Communication With Healthcare Providers

by Fitcoachion | Last Updated: August 26, 2020

Your doctors have given you a treatment plan that may include diagrams about surgery, recipes for chemotherapy, schedules of radiation, and sometimes a many-year commitment to a once-a-day pill. It’s a great deal to take in. If you’re like most people, you will have questions about the treatment plan. But it’s not always easy to put your questions and concerns into words. Maybe you feel nervous about questioning your doctor, or anxious about trying to understand all of the medical terms. You might feel as if your doctor or nurse does not have the time to explain everything in as much detail as you would like.

It is challenging — but important — to overcome these feelings. If you do not get the information you need, you may find it hard to commit fully to your treatment plan. Trying to do something every day that you don’t understand or believe in is very difficult. When you get your questions answered, putting the plan into action becomes easier and feels much better.

The following strategies may help you in talking with your doctor and other members of your health care team:

If the above tips do not resolve problems with communication, you may need to look for a new doctor. Different doctors have different personalities, and you may just not have found the right fit. Give your best effort to make the relationship work, but don’t be afraid to go elsewhere if you cannot get the kind of communication you need. You may want to tap into an online or in-person support group, such as the Discussion Boards, to ask other people for recommendations.

Join the Conversation

For more information about staying on track with specific types of treatment, visit these sections:

Expert Quote

“Your main medical doctor — your family doctor, gynecologist, internist or primary care doctor — whom you may have known longer, can help explain things to you. A lot of patients lose contact with that physician because they make so many doctor visits.

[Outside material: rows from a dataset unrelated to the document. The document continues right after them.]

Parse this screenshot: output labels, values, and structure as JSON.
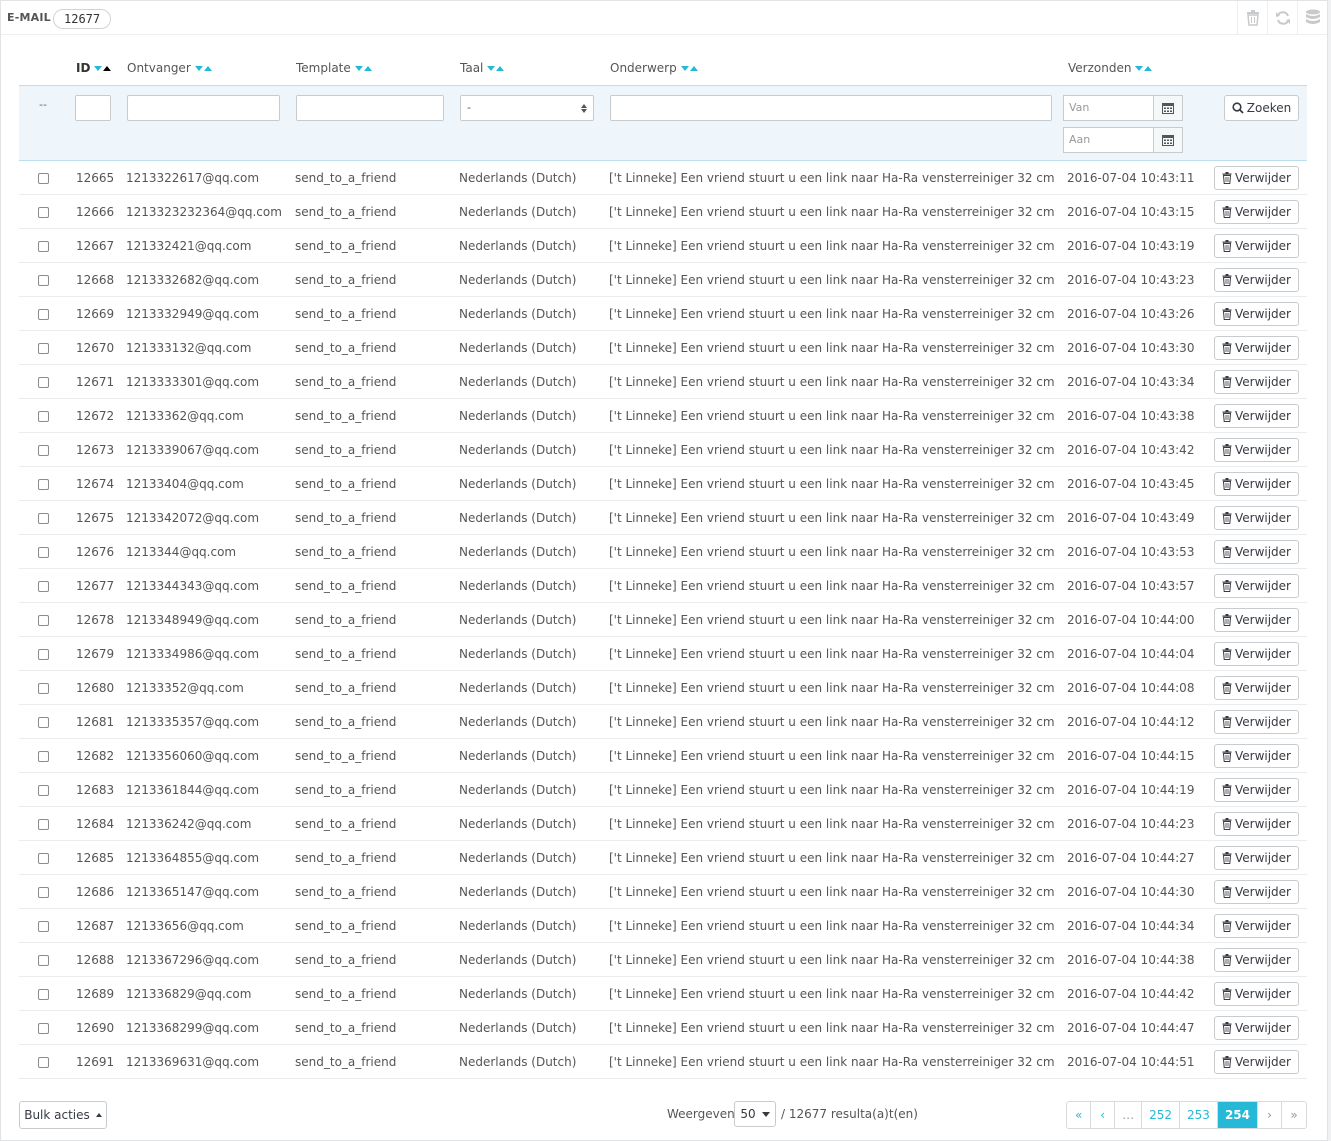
{
  "panel": {
    "title": "E-MAIL",
    "count": "12677"
  },
  "toolbar": [
    {
      "name": "trash-icon",
      "glyph": "trash"
    },
    {
      "name": "refresh-icon",
      "glyph": "refresh"
    },
    {
      "name": "database-icon",
      "glyph": "database"
    }
  ],
  "columns": {
    "id": "ID",
    "recipient": "Ontvanger",
    "template": "Template",
    "language": "Taal",
    "subject": "Onderwerp",
    "sent": "Verzonden"
  },
  "filters": {
    "dash": "--",
    "language_value": "-",
    "date_from_placeholder": "Van",
    "date_to_placeholder": "Aan",
    "search_button": "Zoeken"
  },
  "rows": [
    {
      "id": "12665",
      "recipient": "1213322617@qq.com",
      "template": "send_to_a_friend",
      "language": "Nederlands (Dutch)",
      "subject": "['t Linneke] Een vriend stuurt u een link naar Ha-Ra vensterreiniger 32 cm",
      "sent": "2016-07-04 10:43:11"
    },
    {
      "id": "12666",
      "recipient": "1213323232364@qq.com",
      "template": "send_to_a_friend",
      "language": "Nederlands (Dutch)",
      "subject": "['t Linneke] Een vriend stuurt u een link naar Ha-Ra vensterreiniger 32 cm",
      "sent": "2016-07-04 10:43:15"
    },
    {
      "id": "12667",
      "recipient": "121332421@qq.com",
      "template": "send_to_a_friend",
      "language": "Nederlands (Dutch)",
      "subject": "['t Linneke] Een vriend stuurt u een link naar Ha-Ra vensterreiniger 32 cm",
      "sent": "2016-07-04 10:43:19"
    },
    {
      "id": "12668",
      "recipient": "1213332682@qq.com",
      "template": "send_to_a_friend",
      "language": "Nederlands (Dutch)",
      "subject": "['t Linneke] Een vriend stuurt u een link naar Ha-Ra vensterreiniger 32 cm",
      "sent": "2016-07-04 10:43:23"
    },
    {
      "id": "12669",
      "recipient": "1213332949@qq.com",
      "template": "send_to_a_friend",
      "language": "Nederlands (Dutch)",
      "subject": "['t Linneke] Een vriend stuurt u een link naar Ha-Ra vensterreiniger 32 cm",
      "sent": "2016-07-04 10:43:26"
    },
    {
      "id": "12670",
      "recipient": "121333132@qq.com",
      "template": "send_to_a_friend",
      "language": "Nederlands (Dutch)",
      "subject": "['t Linneke] Een vriend stuurt u een link naar Ha-Ra vensterreiniger 32 cm",
      "sent": "2016-07-04 10:43:30"
    },
    {
      "id": "12671",
      "recipient": "1213333301@qq.com",
      "template": "send_to_a_friend",
      "language": "Nederlands (Dutch)",
      "subject": "['t Linneke] Een vriend stuurt u een link naar Ha-Ra vensterreiniger 32 cm",
      "sent": "2016-07-04 10:43:34"
    },
    {
      "id": "12672",
      "recipient": "12133362@qq.com",
      "template": "send_to_a_friend",
      "language": "Nederlands (Dutch)",
      "subject": "['t Linneke] Een vriend stuurt u een link naar Ha-Ra vensterreiniger 32 cm",
      "sent": "2016-07-04 10:43:38"
    },
    {
      "id": "12673",
      "recipient": "1213339067@qq.com",
      "template": "send_to_a_friend",
      "language": "Nederlands (Dutch)",
      "subject": "['t Linneke] Een vriend stuurt u een link naar Ha-Ra vensterreiniger 32 cm",
      "sent": "2016-07-04 10:43:42"
    },
    {
      "id": "12674",
      "recipient": "12133404@qq.com",
      "template": "send_to_a_friend",
      "language": "Nederlands (Dutch)",
      "subject": "['t Linneke] Een vriend stuurt u een link naar Ha-Ra vensterreiniger 32 cm",
      "sent": "2016-07-04 10:43:45"
    },
    {
      "id": "12675",
      "recipient": "1213342072@qq.com",
      "template": "send_to_a_friend",
      "language": "Nederlands (Dutch)",
      "subject": "['t Linneke] Een vriend stuurt u een link naar Ha-Ra vensterreiniger 32 cm",
      "sent": "2016-07-04 10:43:49"
    },
    {
      "id": "12676",
      "recipient": "1213344@qq.com",
      "template": "send_to_a_friend",
      "language": "Nederlands (Dutch)",
      "subject": "['t Linneke] Een vriend stuurt u een link naar Ha-Ra vensterreiniger 32 cm",
      "sent": "2016-07-04 10:43:53"
    },
    {
      "id": "12677",
      "recipient": "1213344343@qq.com",
      "template": "send_to_a_friend",
      "language": "Nederlands (Dutch)",
      "subject": "['t Linneke] Een vriend stuurt u een link naar Ha-Ra vensterreiniger 32 cm",
      "sent": "2016-07-04 10:43:57"
    },
    {
      "id": "12678",
      "recipient": "1213348949@qq.com",
      "template": "send_to_a_friend",
      "language": "Nederlands (Dutch)",
      "subject": "['t Linneke] Een vriend stuurt u een link naar Ha-Ra vensterreiniger 32 cm",
      "sent": "2016-07-04 10:44:00"
    },
    {
      "id": "12679",
      "recipient": "1213334986@qq.com",
      "template": "send_to_a_friend",
      "language": "Nederlands (Dutch)",
      "subject": "['t Linneke] Een vriend stuurt u een link naar Ha-Ra vensterreiniger 32 cm",
      "sent": "2016-07-04 10:44:04"
    },
    {
      "id": "12680",
      "recipient": "12133352@qq.com",
      "template": "send_to_a_friend",
      "language": "Nederlands (Dutch)",
      "subject": "['t Linneke] Een vriend stuurt u een link naar Ha-Ra vensterreiniger 32 cm",
      "sent": "2016-07-04 10:44:08"
    },
    {
      "id": "12681",
      "recipient": "1213335357@qq.com",
      "template": "send_to_a_friend",
      "language": "Nederlands (Dutch)",
      "subject": "['t Linneke] Een vriend stuurt u een link naar Ha-Ra vensterreiniger 32 cm",
      "sent": "2016-07-04 10:44:12"
    },
    {
      "id": "12682",
      "recipient": "1213356060@qq.com",
      "template": "send_to_a_friend",
      "language": "Nederlands (Dutch)",
      "subject": "['t Linneke] Een vriend stuurt u een link naar Ha-Ra vensterreiniger 32 cm",
      "sent": "2016-07-04 10:44:15"
    },
    {
      "id": "12683",
      "recipient": "1213361844@qq.com",
      "template": "send_to_a_friend",
      "language": "Nederlands (Dutch)",
      "subject": "['t Linneke] Een vriend stuurt u een link naar Ha-Ra vensterreiniger 32 cm",
      "sent": "2016-07-04 10:44:19"
    },
    {
      "id": "12684",
      "recipient": "121336242@qq.com",
      "template": "send_to_a_friend",
      "language": "Nederlands (Dutch)",
      "subject": "['t Linneke] Een vriend stuurt u een link naar Ha-Ra vensterreiniger 32 cm",
      "sent": "2016-07-04 10:44:23"
    },
    {
      "id": "12685",
      "recipient": "1213364855@qq.com",
      "template": "send_to_a_friend",
      "language": "Nederlands (Dutch)",
      "subject": "['t Linneke] Een vriend stuurt u een link naar Ha-Ra vensterreiniger 32 cm",
      "sent": "2016-07-04 10:44:27"
    },
    {
      "id": "12686",
      "recipient": "1213365147@qq.com",
      "template": "send_to_a_friend",
      "language": "Nederlands (Dutch)",
      "subject": "['t Linneke] Een vriend stuurt u een link naar Ha-Ra vensterreiniger 32 cm",
      "sent": "2016-07-04 10:44:30"
    },
    {
      "id": "12687",
      "recipient": "12133656@qq.com",
      "template": "send_to_a_friend",
      "language": "Nederlands (Dutch)",
      "subject": "['t Linneke] Een vriend stuurt u een link naar Ha-Ra vensterreiniger 32 cm",
      "sent": "2016-07-04 10:44:34"
    },
    {
      "id": "12688",
      "recipient": "1213367296@qq.com",
      "template": "send_to_a_friend",
      "language": "Nederlands (Dutch)",
      "subject": "['t Linneke] Een vriend stuurt u een link naar Ha-Ra vensterreiniger 32 cm",
      "sent": "2016-07-04 10:44:38"
    },
    {
      "id": "12689",
      "recipient": "121336829@qq.com",
      "template": "send_to_a_friend",
      "language": "Nederlands (Dutch)",
      "subject": "['t Linneke] Een vriend stuurt u een link naar Ha-Ra vensterreiniger 32 cm",
      "sent": "2016-07-04 10:44:42"
    },
    {
      "id": "12690",
      "recipient": "1213368299@qq.com",
      "template": "send_to_a_friend",
      "language": "Nederlands (Dutch)",
      "subject": "['t Linneke] Een vriend stuurt u een link naar Ha-Ra vensterreiniger 32 cm",
      "sent": "2016-07-04 10:44:47"
    },
    {
      "id": "12691",
      "recipient": "1213369631@qq.com",
      "template": "send_to_a_friend",
      "language": "Nederlands (Dutch)",
      "subject": "['t Linneke] Een vriend stuurt u een link naar Ha-Ra vensterreiniger 32 cm",
      "sent": "2016-07-04 10:44:51"
    }
  ],
  "row_action_label": "Verwijder",
  "footer": {
    "bulk_label": "Bulk acties",
    "show_label": "Weergeven",
    "per_page": "50",
    "results_text": "/ 12677 resulta(a)t(en)"
  },
  "pagination": {
    "first": "«",
    "prev": "‹",
    "ellipsis": "…",
    "pages": [
      "252",
      "253",
      "254"
    ],
    "current": "254",
    "next": "›",
    "last": "»"
  },
  "colors": {
    "accent": "#25b9d7",
    "filter_bg": "#eef6fb",
    "border": "#d7dadc"
  }
}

They forget that those doctors are a tremendous resource and like to be navigators — that’s why they went into primary care. They can advocate for you.”

 — Jennifer Griggs, M.D., MPH